"The sale of beer and wine in our city has had zero effect on our crime rate. There has been no increase whatsoever, and in fact there seems to be a decline," DeKalb, Texas, city administrator Abbi Capps said. DeKalb went wet in November 2015.
"We have had these discussions with our local police chief, and he has not seen any type of crime rates increase because of (alcohol sales)," said Darla Faulknor, city secretary of New Boston, Texas, which also elected to allow beer and wine sales in 2015.
"There aren't any drunks hanging around on the corner, no prostitution," said Mayor Robert Lorance of Redwater, Texas, the third Bowie County town that went wet in 2015.
With one exception, going wet has not increased crime in Texarkana, Texas, either, according to Police Department public information officer Shawn Vaughn.
"Given that alcohol has been readily available across the state line for years, having beer and wine sales in Texas have not had a meaningful impact on us. The numbers of DWI, public intoxication, family violence, etc., have actually remained fairly constant over time. However, the one area that we have seen an increase is beer thefts from stores. Those have remained relatively high since they started selling it on our side," he said.
Texas Department of Transportation records reveal a similar story regarding drunken driving in Bowie County since 2013: The rate of alcohol-related car crashes has remained about level or decreased.
Countywide, such crashes averaged 95 per year from 2007 through 2013. That average dropped to 90.67 per year from 2014 through 2016.
Texarkana, Texas, averaged 37.875 alcohol-related crashes per year from 2007 through 2014; the average dropped to 34.5 per year in 2015 and 2016. There were none in Redwater in 2016, whereas the average for the previous nine years was one per year. Nash's average has stayed virtually the same, 1.86 from 2007 through 2013 and two from 2014 through 2016. DeKalb never saw more than one alcohol-related crash per year from 2007 through 2015, and there was one there in 2016.
The only outlier, New Boston, saw two alcohol-related crashes in 2016, up slightly from the average for the previous nine years, 1.2.
Such statistics do not surprise John Hatch, whose company Texas Petition Strategies was behind most of the wet-election petition drives undertaken since 2003, when he was instrumental in changing Texas law to make them easier. Since 1998, Hatch—whose clients include Walmart, Brookshire's and other major retailers—has pushed more than 300 petitions in almost 200 jurisdictions, forcing elections 84 percent of the time.

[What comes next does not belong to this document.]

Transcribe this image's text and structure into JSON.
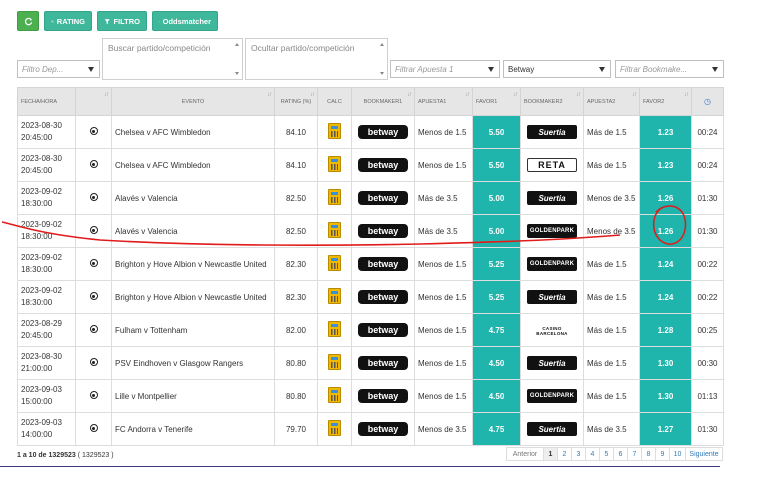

"The fallacy on the crime issue is simply that these towns are not dry for consumption; they were just dry for the sale. It wasn't that people in Bowie County weren't drinking. They were just buying it somewhere else," he said, arguing that selling alcohol closer to buyers decreases both consumption and alcohol-related driving fatalities.
"When you're forcing somebody to go drive 20 to 30 minutes, guess what they do when the get there? They don't just buy a six-pack. They buy a case, they buy two cases, because they don't know when they're going to get back to the store again. So they buy two or three times what they would normally buy. Oh, and do you think they might pop a top on the way back?" Hatch said.

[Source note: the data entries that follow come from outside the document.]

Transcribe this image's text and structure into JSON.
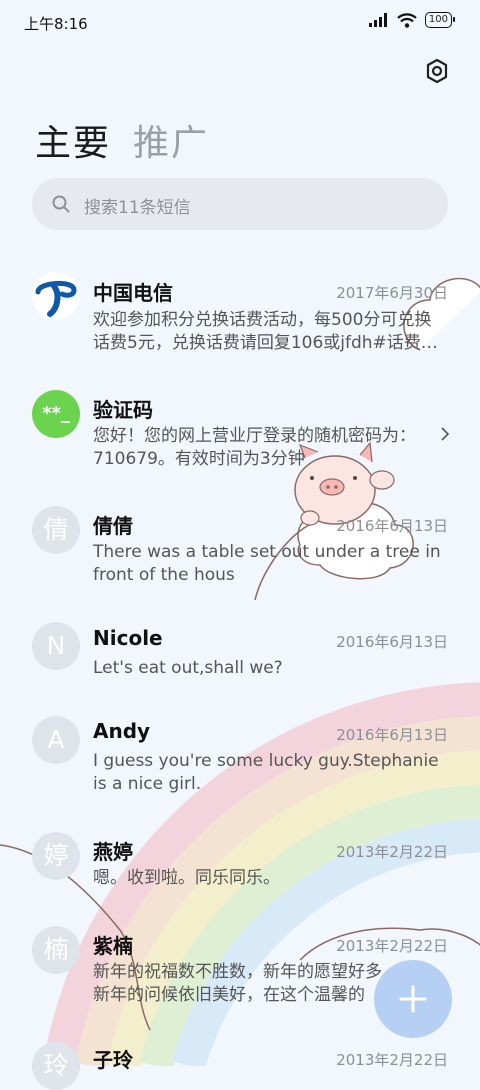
{
  "status": {
    "time": "上午8:16",
    "battery": "100"
  },
  "tabs": {
    "primary": "主要",
    "promo": "推广"
  },
  "search": {
    "placeholder": "搜索11条短信"
  },
  "avatars": {
    "verify": "**_",
    "qianqian": "倩",
    "nicole": "N",
    "andy": "A",
    "yanting": "婷",
    "zinan": "楠",
    "ziling": "玲"
  },
  "messages": [
    {
      "name": "中国电信",
      "date": "2017年6月30日",
      "line1": "欢迎参加积分兑换话费活动，每500分可兑换",
      "line2": "话费5元，兑换话费请回复106或jfdh#话费…"
    },
    {
      "name": "验证码",
      "date": "",
      "line1": "您好！您的网上营业厅登录的随机密码为：",
      "line2": "710679。有效时间为3分钟"
    },
    {
      "name": "倩倩",
      "date": "2016年6月13日",
      "line1": "There was a table set out under a tree in",
      "line2": "front of the hous"
    },
    {
      "name": "Nicole",
      "date": "2016年6月13日",
      "line1": "Let's eat out,shall we?",
      "line2": ""
    },
    {
      "name": "Andy",
      "date": "2016年6月13日",
      "line1": "I guess you're some lucky guy.Stephanie",
      "line2": "is a nice girl."
    },
    {
      "name": "燕婷",
      "date": "2013年2月22日",
      "line1": "嗯。收到啦。同乐同乐。",
      "line2": ""
    },
    {
      "name": "紫楠",
      "date": "2013年2月22日",
      "line1": "新年的祝福数不胜数，新年的愿望好多",
      "line2": "新年的问候依旧美好，在这个温馨的"
    },
    {
      "name": "子玲",
      "date": "2013年2月22日",
      "line1": "",
      "line2": ""
    }
  ],
  "colors": {
    "accent": "#b5d0f2",
    "verify_avatar": "#6cd34f",
    "telecom_blue": "#0f5aa8"
  }
}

Still, not all problems caused by alcohol will show up in crime statistics, Miller argued. He cited neighborhood deterioration, the effect on children of pervasive alcohol advertising, and the personal devastation that can result from alcoholism even when the alcoholic does not run afoul of the law.

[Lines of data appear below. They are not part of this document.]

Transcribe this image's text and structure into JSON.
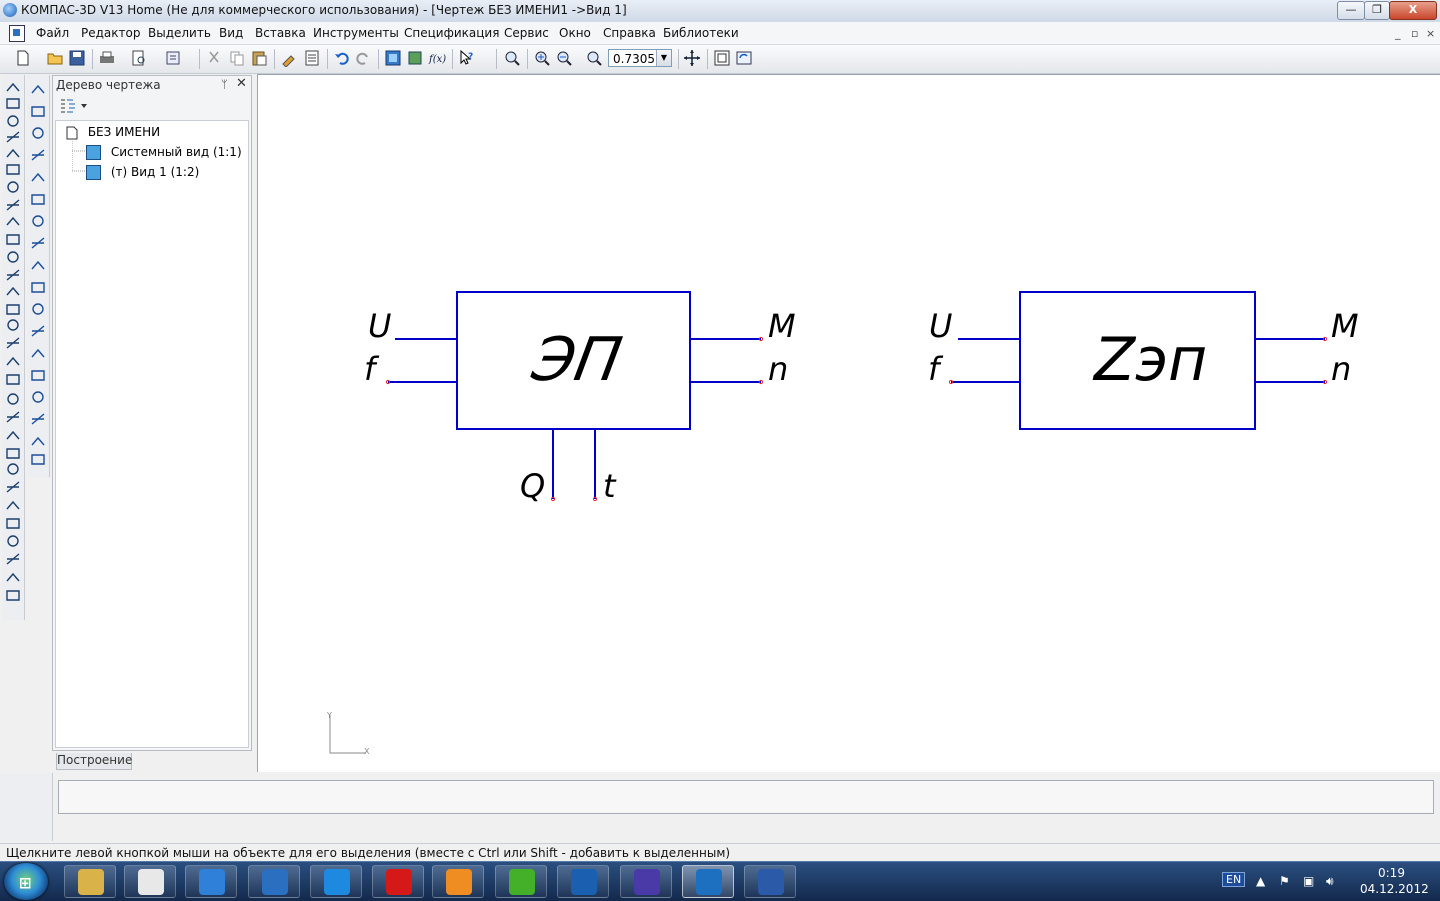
{
  "window": {
    "title": "КОМПАС-3D V13 Home (Не для коммерческого использования) - [Чертеж БЕЗ ИМЕНИ1 ->Вид 1]",
    "minimize": "—",
    "maximize": "❐",
    "close": "X"
  },
  "menu": {
    "items": [
      "Файл",
      "Редактор",
      "Выделить",
      "Вид",
      "Вставка",
      "Инструменты",
      "Спецификация",
      "Сервис",
      "Окно",
      "Справка",
      "Библиотеки"
    ],
    "mdi_minimize": "_",
    "mdi_restore": "▫",
    "mdi_close": "×"
  },
  "toolbar": {
    "zoom_value": "0.7305"
  },
  "tree": {
    "title": "Дерево чертежа",
    "pin": "ᛘ",
    "close": "✕",
    "root": "БЕЗ ИМЕНИ",
    "items": [
      "Системный вид (1:1)",
      "(т) Вид 1 (1:2)"
    ],
    "tab": "Построение"
  },
  "drawing": {
    "block1": {
      "label": "ЭП",
      "in1": "U",
      "in2": "f",
      "out1": "M",
      "out2": "n",
      "bot1": "Q",
      "bot2": "t"
    },
    "block2": {
      "label": "Zэп",
      "in1": "U",
      "in2": "f",
      "out1": "M",
      "out2": "n"
    },
    "axis_y": "Y",
    "axis_x": "X",
    "colors": {
      "lines": "#0000c8",
      "text": "#000000",
      "points": "#e8223a"
    }
  },
  "status": {
    "text": "Щелкните левой кнопкой мыши на объекте для его выделения (вместе с Ctrl или Shift - добавить к выделенным)"
  },
  "taskbar": {
    "lang": "EN",
    "time": "0:19",
    "date": "04.12.2012",
    "apps": [
      "explorer-icon",
      "yandex-browser-icon",
      "mail-icon",
      "download-icon",
      "internet-explorer-icon",
      "yandex-icon",
      "media-player-icon",
      "icq-icon",
      "mail-agent-icon",
      "kompas-pen-icon",
      "kompas-icon",
      "word-icon"
    ]
  }
}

"What I do as a pastor in pastoral care is to help people recover from a lot of problems that alcohol created, whether it's contribution to domestic violence, whether it's a contribution to people foregoing a responsible life and just having fun drinking and partying.
"And alcohol is an entry door to drugs; most people who do drugs drink. It's kind of a first step that our culture promotes vigorously, yet we kind of sweep under the rug the problems that happen."
Miller said the potential consequences of the city's wet law weigh on his mind.
"I wonder every time I hear or I read about an alcohol-related death or injury, did they buy that alcohol on the Texas side?" he said.